Senior managers at a major French union have written to the chair of the UK energy select committee calling for EDF’s Hinkley Point C nuclear plant to be postponed.

The Fédération Nationale des Cadres Supérieurs de l’Énergie (FNCS) – translated as the National Federation of Senior Energy Executives – union said a final investment decision on the £18bn nuclear plant in Somerset should be delayed until “better upfront industrial visibility is evidenced”.

In a letter addressed to the chair of the committee, MP Angus MacNeil, the union’s president Norbert Tangy said senior EDF managers remained convinced a final decision should be pushed back until EDF has solved a slew of problems - including a “multibillion” euro litigation.

Managers said litigation between Areva NP – the designer of the European Pressurised Reactor (EPR) to be used at Hinkley – and Finnish engineering, procurement and construction contractor TVO on EDF’s Olkiluoto nuclear plant in Finland “could not be settled through amicable agreement as expected”. They said the “matter remains open” and shows no sign of being resolved soon. Other issues highlighted mainly revolve around the EPR reactor to be used at Hinkley Point C.

In spring 2017, an EPR reactor being built at EDF’s nuclear power plant in Flamanville, in Normandy, France, is up for its final clearance by the French nuclear safety authority ASN. But the executives have warned that the safety authority may not give the go-ahead as they claim the top and bottom of the reactor vessel do not comply with regulations.

They said there is “no certainty that the EPR technology could be commissioned soon” and claimed a second reactor at the EDF plant in China - Taishan - could be the first EPR reactor in the world to be commissioned. Taishan 2 is expected to be operational in late 2017.

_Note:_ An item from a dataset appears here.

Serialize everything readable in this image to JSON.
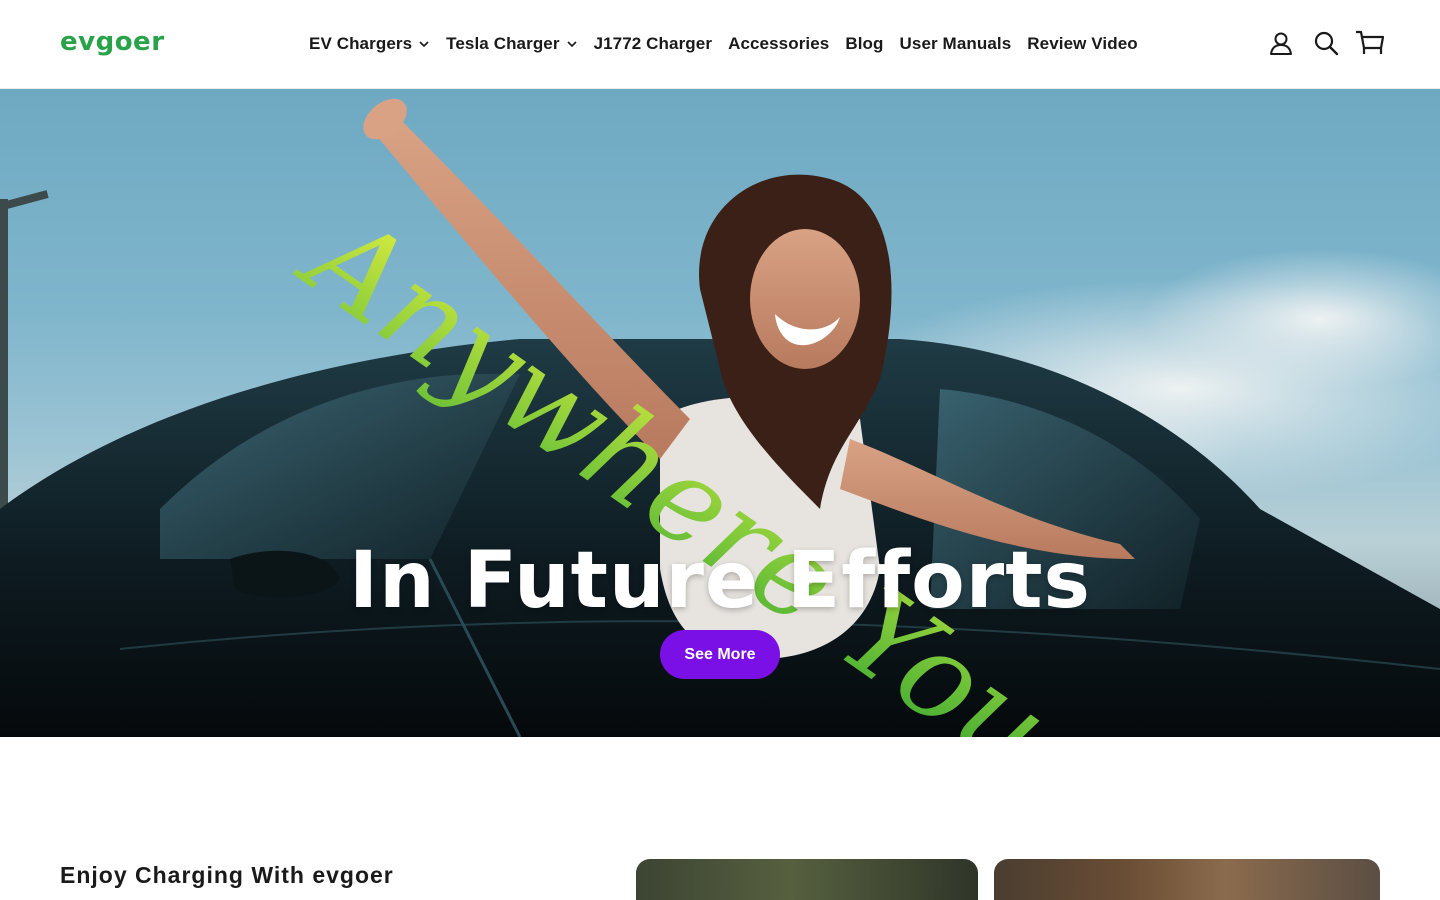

Construction on the new reactor at Flamanville began in 2007 and was expected to be up and running by 2012 - this has now been delayed until the fourth quarter of 2018.

EDF declined to comment but, last month, the firm’s chief executive Vincent de Rivaz told a House of Commons select committee that some French unions were trying to postpone the Hinkley project by up to three years. De Rivaz added: “Our position is that there is no need for a delay because the project is ready. No project has been better prepared than Hinkley Point C.”